“To know Creation is to know the Creator.” –St. Columban
For more than 30 years, Columban missionaries have been at the forefront of protecting the environment from destructive practices and addressing the urgency of climate change. Our mission experience of living with the natural world and with communities that have been marginalized and exploited impels us to seek ways to restore right relationships with all of Creation.
We advocate for bold action to address Climate Change.
In particular, human-induced climate change is the most serious and pressing ecological challenge facing the world today. The reality of climate change compels us to both personal and structural changes.
Climate change, largely driven by our reliance on fossil fuels, has led to extreme weather events, rising sea levels, severe droughts, a loss of biodiversity, food insecurity, and higher rates of migration which affect the poor and vulnerable in nations across the world.
Columban Missionaries around the globe stand in solidarity with communities impacted by climate change. In Burma and Peru, missionaries watch as glaciers, a main water and irrigation source, continue to disappear. In the Philippines and Fiji, extreme weather events and rising sea levels threaten coastal communities where agriculture and fishing are a main source of economic stability. Severe droughts cause food and water shortages in Pakistan and the U.S.
We advocate for sustainable development and agricultural systems.
Across the world, in countries that are rich in oil, gas and minerals, extractive industries have inflicted lasting damage to poor and indigenous communities and to Creation. Based on their experience in communities negatively affected by mining and other extractive projects, Columbans challenge this model of development based on the intensive exploitation of natural resources.
Large-scale agribusiness has also been detrimental to the land and people. Genetically Modified Organisms (GMOs) threaten the integrity of creation and the life God made good, and they have extremely damaging effects on the livelihoods of small-scale farmers and economies throughout the world.
We advocate for the right to water.
According to the Catholic Church, the right to water, as all human rights, finds its basis in human dignity and not in any kind of assessment that considers water merely as an economic good. Water, the basis for all human life, is a sacred source of life we must protect. Without adequate access to clean water, the health, nutrition, and sanitation of poor communities, and especially women and children, suffer. Without water, life is threatened.
Environmental Justice Resources:
produced by the Inter-religious Working Group on Extractive Industries for the first Sunday of Lent
The New Year is a time for resolutions - another chance to help bring about a better world.
The Columban General Council on the opening of the United Nations’ COP23 presided by Fiji and hosted in Bonn, Germany, wishes to send a message urging all leaders to take meaningful action on advancing the agreements made at COP21 in Paris and COP 22 in Marrakesh. Columbans have been present in Fiji for more than 60 years and know intimately t

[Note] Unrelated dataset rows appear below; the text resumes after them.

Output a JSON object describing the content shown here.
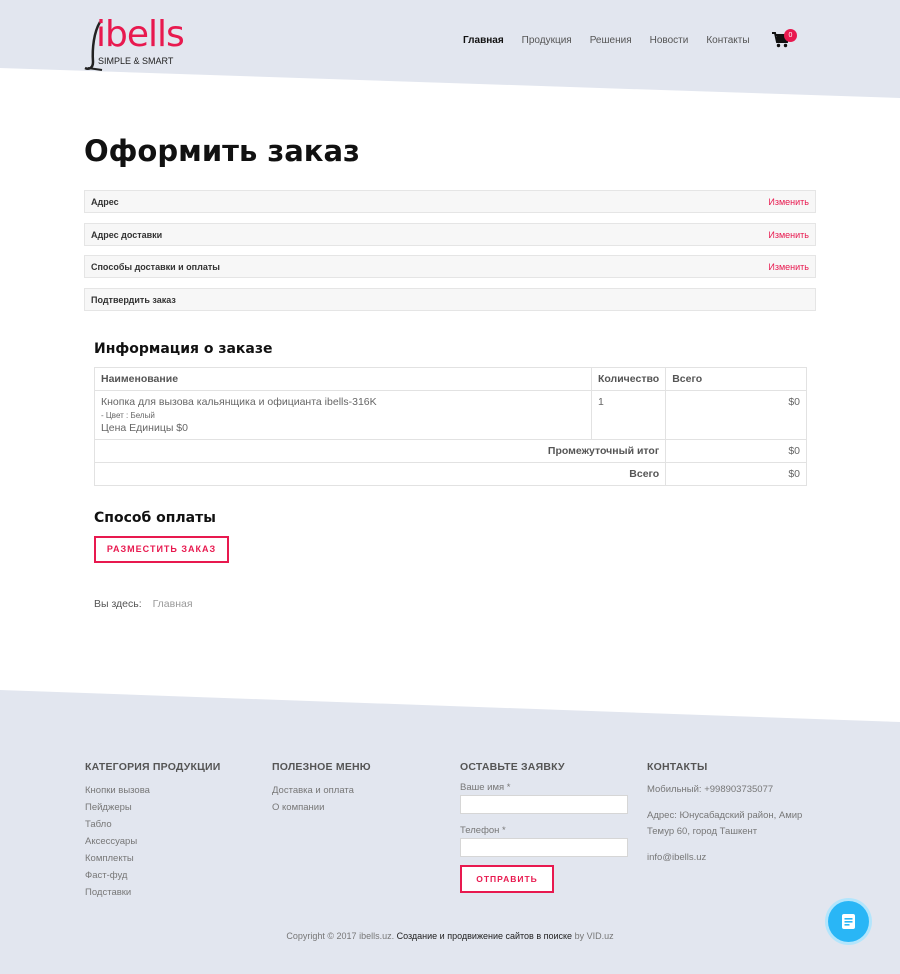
{
  "colors": {
    "accent": "#e8194f",
    "header_bg": "#e2e6ef",
    "footer_bg": "#e2e6ef",
    "chat": "#29b6f6"
  },
  "logo": {
    "word": "ibells",
    "tagline": "SIMPLE & SMART"
  },
  "nav": {
    "items": [
      "Главная",
      "Продукция",
      "Решения",
      "Новости",
      "Контакты"
    ],
    "cart_count": "0"
  },
  "page": {
    "title": "Оформить заказ"
  },
  "steps": [
    {
      "label": "Адрес",
      "edit": "Изменить"
    },
    {
      "label": "Адрес доставки",
      "edit": "Изменить"
    },
    {
      "label": "Способы доставки и оплаты",
      "edit": "Изменить"
    },
    {
      "label": "Подтвердить заказ",
      "edit": ""
    }
  ],
  "order": {
    "heading": "Информация о заказе",
    "headers": {
      "name": "Наименование",
      "qty": "Количество",
      "total": "Всего"
    },
    "item": {
      "name": "Кнопка для вызова кальянщика и официанта ibells-316K",
      "option": "- Цвет : Белый",
      "unit_price": "Цена Единицы $0",
      "qty": "1",
      "total": "$0"
    },
    "subtotal": {
      "label": "Промежуточный итог",
      "value": "$0"
    },
    "grand_total": {
      "label": "Всего",
      "value": "$0"
    }
  },
  "payment": {
    "heading": "Способ оплаты",
    "button": "РАЗМЕСТИТЬ ЗАКАЗ"
  },
  "breadcrumb": {
    "prefix": "Вы здесь:",
    "home": "Главная"
  },
  "footer": {
    "categories": {
      "title": "КАТЕГОРИЯ ПРОДУКЦИИ",
      "items": [
        "Кнопки вызова",
        "Пейджеры",
        "Табло",
        "Аксессуары",
        "Комплекты",
        "Фаст-фуд",
        "Подставки"
      ]
    },
    "menu": {
      "title": "ПОЛЕЗНОЕ МЕНЮ",
      "items": [
        "Доставка и оплата",
        "О компании"
      ]
    },
    "form": {
      "title": "ОСТАВЬТЕ ЗАЯВКУ",
      "name_label": "Ваше имя *",
      "phone_label": "Телефон *",
      "submit": "ОТПРАВИТЬ"
    },
    "contacts": {
      "title": "КОНТАКТЫ",
      "mobile": "Мобильный: +998903735077",
      "address": "Адрес: Юнусабадский район, Амир Темур 60, город Ташкент",
      "email": "info@ibells.uz"
    },
    "copyright_text": "Copyright © 2017 ibells.uz. ",
    "copyright_link": "Создание и продвижение сайтов в поиске",
    "copyright_by": " by VID.uz"
  }
}
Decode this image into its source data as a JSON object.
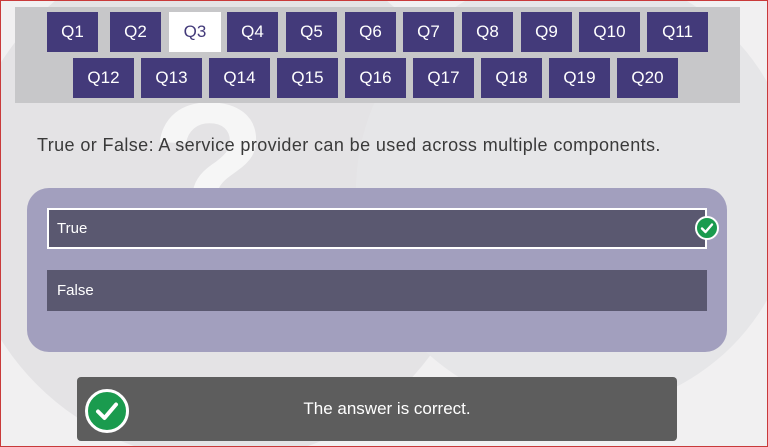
{
  "nav": {
    "row1": [
      "Q1",
      "Q2",
      "Q3",
      "Q4",
      "Q5",
      "Q6",
      "Q7",
      "Q8",
      "Q9",
      "Q10",
      "Q11"
    ],
    "row2": [
      "Q12",
      "Q13",
      "Q14",
      "Q15",
      "Q16",
      "Q17",
      "Q18",
      "Q19",
      "Q20"
    ],
    "active": "Q3"
  },
  "question": {
    "text": "True or False: A service provider can be used across multiple components."
  },
  "options": [
    {
      "label": "True",
      "selected": true,
      "correct": true
    },
    {
      "label": "False",
      "selected": false,
      "correct": false
    }
  ],
  "feedback": {
    "text": "The answer is correct.",
    "icon": "check-circle-icon"
  },
  "colors": {
    "nav_button": "#433a7a",
    "answers_panel": "#a29fbe",
    "option_bg": "#5a5870",
    "correct": "#1a9b4e",
    "feedback_bg": "#5d5d5d"
  }
}
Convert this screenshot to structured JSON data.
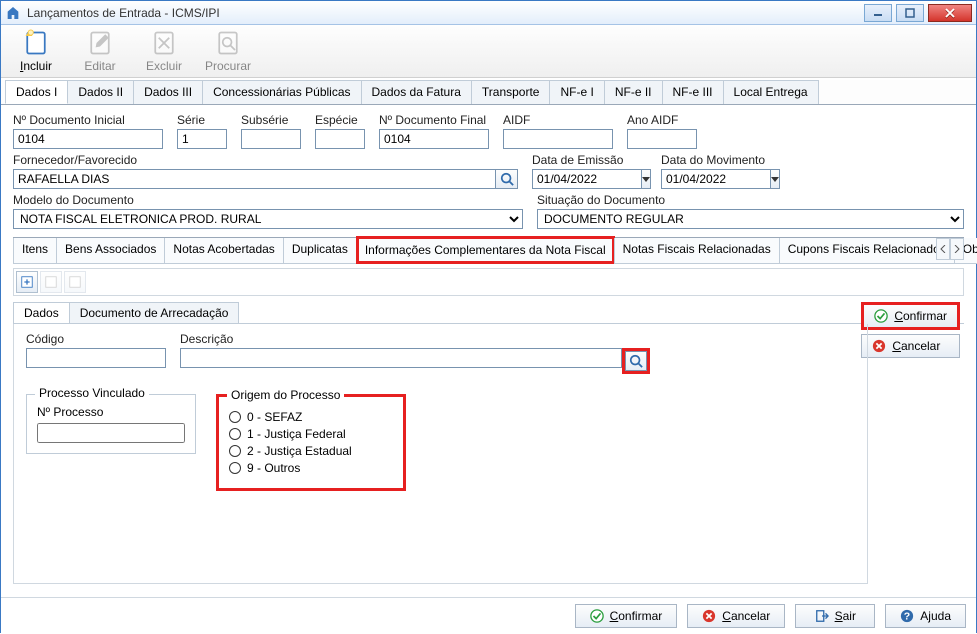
{
  "window": {
    "title": "Lançamentos de Entrada - ICMS/IPI"
  },
  "toolbar": {
    "incluir": "Incluir",
    "editar": "Editar",
    "excluir": "Excluir",
    "procurar": "Procurar"
  },
  "main_tabs": [
    {
      "label": "Dados I",
      "active": true
    },
    {
      "label": "Dados II"
    },
    {
      "label": "Dados III"
    },
    {
      "label": "Concessionárias Públicas"
    },
    {
      "label": "Dados da Fatura"
    },
    {
      "label": "Transporte"
    },
    {
      "label": "NF-e I"
    },
    {
      "label": "NF-e II"
    },
    {
      "label": "NF-e III"
    },
    {
      "label": "Local Entrega"
    }
  ],
  "fields": {
    "num_doc_inicial": {
      "label": "Nº Documento Inicial",
      "value": "0104"
    },
    "serie": {
      "label": "Série",
      "value": "1"
    },
    "subserie": {
      "label": "Subsérie",
      "value": ""
    },
    "especie": {
      "label": "Espécie",
      "value": ""
    },
    "num_doc_final": {
      "label": "Nº Documento Final",
      "value": "0104"
    },
    "aidf": {
      "label": "AIDF",
      "value": ""
    },
    "ano_aidf": {
      "label": "Ano AIDF",
      "value": ""
    },
    "fornecedor": {
      "label": "Fornecedor/Favorecido",
      "value": "RAFAELLA DIAS"
    },
    "data_emissao": {
      "label": "Data de Emissão",
      "value": "01/04/2022"
    },
    "data_movimento": {
      "label": "Data do Movimento",
      "value": "01/04/2022"
    },
    "modelo": {
      "label": "Modelo do Documento",
      "value": "NOTA FISCAL ELETRONICA PROD. RURAL"
    },
    "situacao": {
      "label": "Situação do Documento",
      "value": "DOCUMENTO REGULAR"
    }
  },
  "sub_tabs": [
    {
      "label": "Itens"
    },
    {
      "label": "Bens Associados"
    },
    {
      "label": "Notas Acobertadas"
    },
    {
      "label": "Duplicatas"
    },
    {
      "label": "Informações Complementares da Nota Fiscal",
      "highlighted": true
    },
    {
      "label": "Notas Fiscais Relacionadas"
    },
    {
      "label": "Cupons Fiscais Relacionados"
    },
    {
      "label": "Observaçõ"
    }
  ],
  "inner_tabs": [
    {
      "label": "Dados",
      "active": true
    },
    {
      "label": "Documento de Arrecadação"
    }
  ],
  "inner_fields": {
    "codigo": {
      "label": "Código",
      "value": ""
    },
    "descricao": {
      "label": "Descrição",
      "value": ""
    }
  },
  "processo_vinculado": {
    "title": "Processo Vinculado",
    "num_processo_label": "Nº Processo",
    "num_processo_value": ""
  },
  "origem_processo": {
    "title": "Origem do Processo",
    "options": [
      "0 - SEFAZ",
      "1 - Justiça Federal",
      "2 - Justiça Estadual",
      "9 - Outros"
    ]
  },
  "side_actions": {
    "confirmar": "Confirmar",
    "cancelar": "Cancelar"
  },
  "bottom_actions": {
    "confirmar": "Confirmar",
    "cancelar": "Cancelar",
    "sair": "Sair",
    "ajuda": "Ajuda"
  }
}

Faith communities vigorously oppose the administration's decision to repeal the Clean Power Plan. Our faith traditions see the care of creation and protection of the vulnerable as two of humanity's fundamental responsibilities. Below are the responses of many different faith groups to this decision.
Copyright © 2019 Columban Center for Advocacy and Outreach, Washington, D.C.